How many U.S. adults use the internet? There are a lot of sources with answers to this question. Yet these different sources can be tricky to reconcile.
Most cellphone-using teens say their phone is a way to pass time. Similarly large shares use their phone to connect with others or learn new things.
A median of 65% across 11 emerging economies say it is the government’s responsibility to ensure equal access to reliable internet service.
Black and Hispanic adults remain less likely than whites to own a computer or have high speed internet at home. But smartphones are helping to bridge these differences.
As mobile devices have become more widespread, the share of American adults saying that they go online "almost constantly" has increased since 2015.

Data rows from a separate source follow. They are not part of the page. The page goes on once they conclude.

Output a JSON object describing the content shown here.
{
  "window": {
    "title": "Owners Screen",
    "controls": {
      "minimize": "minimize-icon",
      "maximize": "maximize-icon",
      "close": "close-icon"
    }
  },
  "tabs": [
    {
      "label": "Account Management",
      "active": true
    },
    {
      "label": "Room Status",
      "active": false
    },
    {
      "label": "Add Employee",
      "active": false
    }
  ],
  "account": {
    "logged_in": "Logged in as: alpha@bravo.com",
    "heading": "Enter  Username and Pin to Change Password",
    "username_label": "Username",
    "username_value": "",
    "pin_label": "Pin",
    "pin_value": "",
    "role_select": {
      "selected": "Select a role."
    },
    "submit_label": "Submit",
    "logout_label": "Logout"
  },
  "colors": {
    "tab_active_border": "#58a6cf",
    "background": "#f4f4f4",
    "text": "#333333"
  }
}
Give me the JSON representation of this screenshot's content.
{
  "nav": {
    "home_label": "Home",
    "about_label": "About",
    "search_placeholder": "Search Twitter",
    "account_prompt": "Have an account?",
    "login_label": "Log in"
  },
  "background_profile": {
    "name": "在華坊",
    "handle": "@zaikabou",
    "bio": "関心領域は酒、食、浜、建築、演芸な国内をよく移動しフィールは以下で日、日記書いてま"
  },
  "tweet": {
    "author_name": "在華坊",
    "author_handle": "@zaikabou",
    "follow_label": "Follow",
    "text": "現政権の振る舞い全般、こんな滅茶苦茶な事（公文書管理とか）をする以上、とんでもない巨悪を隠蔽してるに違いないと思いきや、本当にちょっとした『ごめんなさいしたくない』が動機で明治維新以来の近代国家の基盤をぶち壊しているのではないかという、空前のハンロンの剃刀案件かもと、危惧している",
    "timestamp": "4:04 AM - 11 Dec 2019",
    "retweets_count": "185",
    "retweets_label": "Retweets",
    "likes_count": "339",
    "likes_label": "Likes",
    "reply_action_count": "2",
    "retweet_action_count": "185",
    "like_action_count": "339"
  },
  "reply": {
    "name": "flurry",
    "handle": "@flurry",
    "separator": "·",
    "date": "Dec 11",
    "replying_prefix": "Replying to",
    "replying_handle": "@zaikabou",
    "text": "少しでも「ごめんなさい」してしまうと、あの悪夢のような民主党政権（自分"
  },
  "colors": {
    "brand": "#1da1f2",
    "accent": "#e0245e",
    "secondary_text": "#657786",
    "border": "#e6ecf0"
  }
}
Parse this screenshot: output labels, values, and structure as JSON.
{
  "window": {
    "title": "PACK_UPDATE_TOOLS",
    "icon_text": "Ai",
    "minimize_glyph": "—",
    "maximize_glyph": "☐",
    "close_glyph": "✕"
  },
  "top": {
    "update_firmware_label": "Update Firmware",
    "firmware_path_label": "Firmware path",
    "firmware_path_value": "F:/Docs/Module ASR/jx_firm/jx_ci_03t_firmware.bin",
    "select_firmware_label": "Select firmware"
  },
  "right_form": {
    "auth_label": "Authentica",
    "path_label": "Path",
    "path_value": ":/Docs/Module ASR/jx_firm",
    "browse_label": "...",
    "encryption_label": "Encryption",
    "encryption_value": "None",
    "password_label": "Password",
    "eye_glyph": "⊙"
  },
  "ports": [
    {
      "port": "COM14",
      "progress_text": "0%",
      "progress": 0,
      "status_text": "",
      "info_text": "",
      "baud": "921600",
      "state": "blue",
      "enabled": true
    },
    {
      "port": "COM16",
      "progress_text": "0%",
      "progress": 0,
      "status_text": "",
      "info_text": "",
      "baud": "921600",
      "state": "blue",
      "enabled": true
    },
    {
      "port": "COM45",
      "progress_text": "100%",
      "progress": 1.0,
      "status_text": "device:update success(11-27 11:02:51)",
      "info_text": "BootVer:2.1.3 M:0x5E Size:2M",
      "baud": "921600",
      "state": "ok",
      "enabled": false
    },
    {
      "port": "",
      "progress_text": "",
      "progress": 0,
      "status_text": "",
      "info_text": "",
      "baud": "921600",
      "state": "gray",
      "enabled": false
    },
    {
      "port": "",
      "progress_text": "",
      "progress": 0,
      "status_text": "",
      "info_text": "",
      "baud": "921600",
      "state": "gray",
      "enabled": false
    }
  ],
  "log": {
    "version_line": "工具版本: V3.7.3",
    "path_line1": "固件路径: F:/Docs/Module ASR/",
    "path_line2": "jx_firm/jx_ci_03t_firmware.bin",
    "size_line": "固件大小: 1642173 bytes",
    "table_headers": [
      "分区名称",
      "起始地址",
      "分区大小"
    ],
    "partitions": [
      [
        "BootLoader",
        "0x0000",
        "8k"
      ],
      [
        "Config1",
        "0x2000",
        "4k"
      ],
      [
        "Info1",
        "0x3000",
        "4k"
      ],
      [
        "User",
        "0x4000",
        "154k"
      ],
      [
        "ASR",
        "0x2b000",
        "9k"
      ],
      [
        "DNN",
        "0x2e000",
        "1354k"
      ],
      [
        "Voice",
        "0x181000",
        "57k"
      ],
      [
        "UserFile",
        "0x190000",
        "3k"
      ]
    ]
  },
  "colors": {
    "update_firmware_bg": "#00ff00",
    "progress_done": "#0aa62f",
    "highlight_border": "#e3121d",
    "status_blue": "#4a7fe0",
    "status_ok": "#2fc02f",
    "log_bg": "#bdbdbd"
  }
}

Those 60 and older now spend more than half of their daily leisure time, four hours and 16 minutes, in front of screens.
As the share of Americans who say they own a smartphone has increased dramatically over the past decade – from 35% in 2011 to 81% in 2019 – a new Pew Research Center survey finds that the way many people choose to go online is markedly different than in previous years. Today, 37% of U.S. […]
Rural Americans have made large gains in adopting digital technology over the past decade, but they generally remain less likely than urban or suburban adults to have home broadband or own a smartphone.
Despite facing more scrutiny, Facebook is used by around seven-in-ten U.S. adults and remains popular across demographic groups.
Many who use social media say they regularly see false or misleading content, but also view these platforms as offering new avenues for political engagement.